Early Paper Money of America / Rhode Island / 1750/51 March 18
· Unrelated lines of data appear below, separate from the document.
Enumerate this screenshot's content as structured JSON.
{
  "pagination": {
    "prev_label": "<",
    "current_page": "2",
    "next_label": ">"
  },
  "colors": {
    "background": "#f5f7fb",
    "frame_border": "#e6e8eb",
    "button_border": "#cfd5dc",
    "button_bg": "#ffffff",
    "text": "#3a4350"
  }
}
62,500 ounces of silver of sterling alloy in Bills of Credit without any denomination but equal to £50,000 New Tenor or £200,000 Old Tenor was issued. Under the Act of Mar. 18, 1750/51 the Ninth Bank was created to issue £25,000 in bills with specific denominations. These bills were to be loaned for 6% 5-year mortgages. Sterling alloy was valued at 6s9d sterling per ounce for this emission equal to 13s6d New Tenor or 54s Old Tenor. To pay a higher price for specie than the specified rate was made illegal. The proceeds were to be used for flax, wool, whale oil and codfish subsidies. By the June 1751 Act the subsidies were eliminated, interest was reduced to 5%, loans were extended to 10 years, denominations were to be eliminated from the bills, and one ounce of sterling alloy was made equal to 16s New Tenor or 64s Old Tenor. Old Tenor denominational equivalents were nevertheless for convenience placed on the engraved faces and the typeset backs. This issue was the primary cause of the English Parliament passing the Currency Act of March 12, 1750/51 restricting New England paper money issues. (See Introduction). Signers were James Arnold, Joshua Babcock, George Brown, Obadiah Brown, Samuel Chace, Nicholas Easton, B. Haszard, Jeremiah Lippitt, Benjamin Nichols, James Sheffield, and Gideon Wanton.